Assigned task
Whenever the word "Maximale" appears in a line of the data below, copy that line.
Source material section start
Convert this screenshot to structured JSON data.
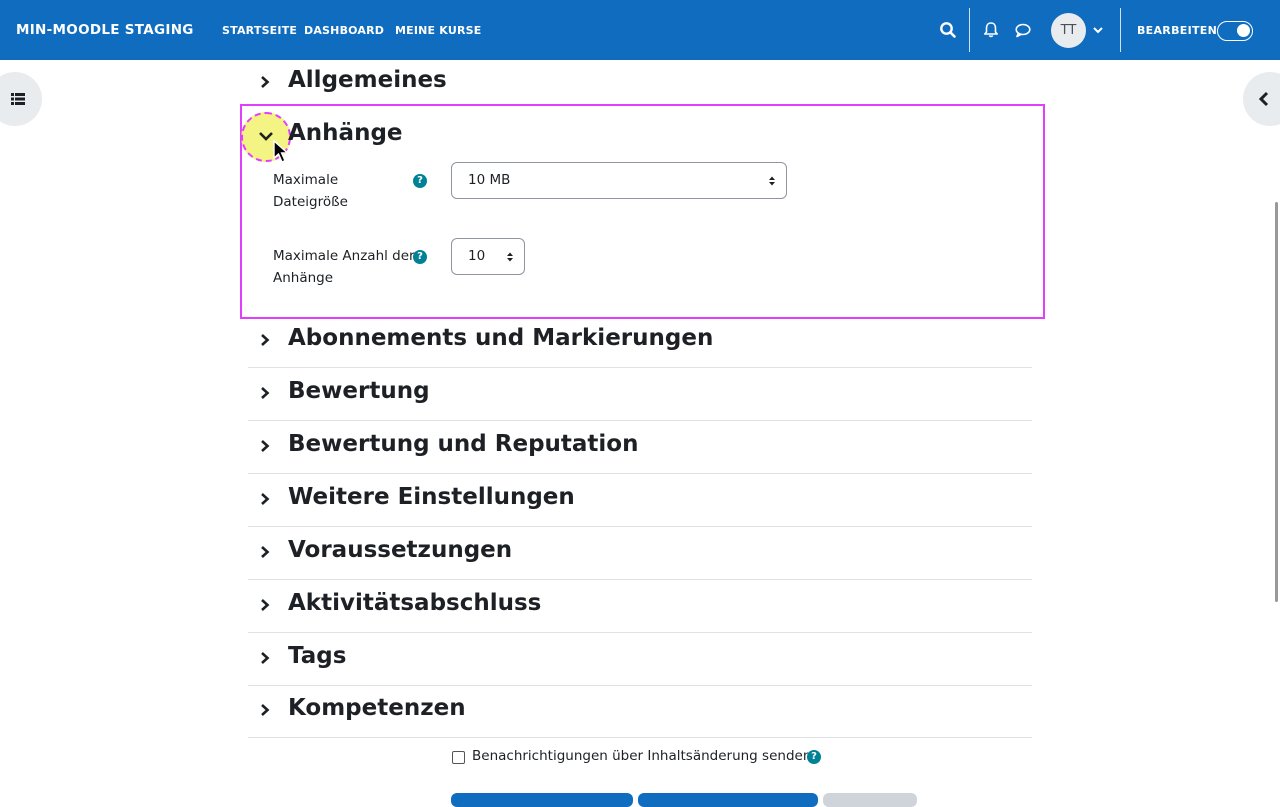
{
  "header": {
    "brand": "MIN-MOODLE STAGING",
    "nav": [
      "STARTSEITE",
      "DASHBOARD",
      "MEINE KURSE"
    ],
    "avatar_initials": "TT",
    "edit_label": "BEARBEITEN",
    "edit_mode_on": true,
    "brand_color": "#0f6cbf"
  },
  "sections": {
    "allgemeines": "Allgemeines",
    "anhaenge": "Anhänge",
    "abonnements": "Abonnements und Markierungen",
    "bewertung": "Bewertung",
    "reputation": "Bewertung und Reputation",
    "weitere": "Weitere Einstellungen",
    "voraussetzungen": "Voraussetzungen",
    "abschluss": "Aktivitätsabschluss",
    "tags": "Tags",
    "kompetenzen": "Kompetenzen"
  },
  "attachments": {
    "max_size_label_1": "Maximale",
    "max_size_label_2": "Dateigröße",
    "max_size_value": "10 MB",
    "max_count_label_1": "Maximale Anzahl der",
    "max_count_label_2": "Anhänge",
    "max_count_value": "10",
    "help_glyph": "?"
  },
  "notify": {
    "label": "Benachrichtigungen über Inhaltsänderung senden",
    "checked": false
  },
  "icons": [
    "search-icon",
    "bell-icon",
    "chat-icon",
    "chevron-down-icon",
    "list-icon",
    "chevron-left-icon",
    "chevron-right-icon",
    "select-arrows-icon",
    "help-icon"
  ],
  "colors": {
    "help": "#008196",
    "highlight": "#e040fb",
    "submit_button": "#0f6cbf",
    "cancel_button": "#ced4da"
  }
}
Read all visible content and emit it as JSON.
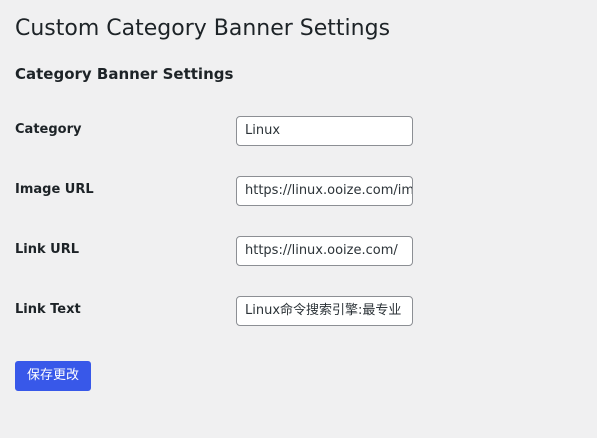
{
  "page": {
    "title": "Custom Category Banner Settings",
    "section_title": "Category Banner Settings"
  },
  "fields": {
    "category": {
      "label": "Category",
      "value": "Linux"
    },
    "image_url": {
      "label": "Image URL",
      "value": "https://linux.ooize.com/im"
    },
    "link_url": {
      "label": "Link URL",
      "value": "https://linux.ooize.com/"
    },
    "link_text": {
      "label": "Link Text",
      "value": "Linux命令搜索引擎:最专业"
    }
  },
  "actions": {
    "save_label": "保存更改"
  },
  "colors": {
    "background": "#f0f0f1",
    "primary_button": "#3858e9",
    "input_border": "#8c8f94"
  }
}
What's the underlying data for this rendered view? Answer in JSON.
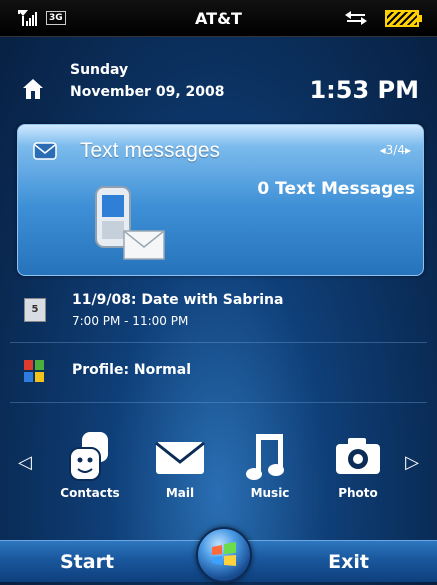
{
  "status_bar": {
    "carrier": "AT&T",
    "network_badge": "3G",
    "signal_icon": "signal-icon",
    "sync_icon": "data-sync-icon",
    "battery_icon": "battery-icon"
  },
  "date_row": {
    "day": "Sunday",
    "date": "November 09, 2008",
    "time": "1:53 PM"
  },
  "card": {
    "title": "Text messages",
    "pager": "◂3/4▸",
    "count": "0 Text Messages"
  },
  "appointment": {
    "title": "11/9/08: Date with Sabrina",
    "time": "7:00 PM - 11:00 PM",
    "icon_text": "5"
  },
  "profile": {
    "label": "Profile: Normal"
  },
  "launcher": {
    "apps": [
      {
        "label": "Contacts",
        "icon": "contacts-icon"
      },
      {
        "label": "Mail",
        "icon": "mail-icon"
      },
      {
        "label": "Music",
        "icon": "music-icon"
      },
      {
        "label": "Photo",
        "icon": "camera-icon"
      }
    ]
  },
  "softkeys": {
    "left": "Start",
    "right": "Exit"
  },
  "colors": {
    "accent": "#3d8fd6",
    "battery": "#ffd100",
    "background": "#0a2c57"
  }
}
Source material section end
Finished exercise
    "max_size_label_1": "Maximale",
    "max_count_label_1": "Maximale Anzahl der",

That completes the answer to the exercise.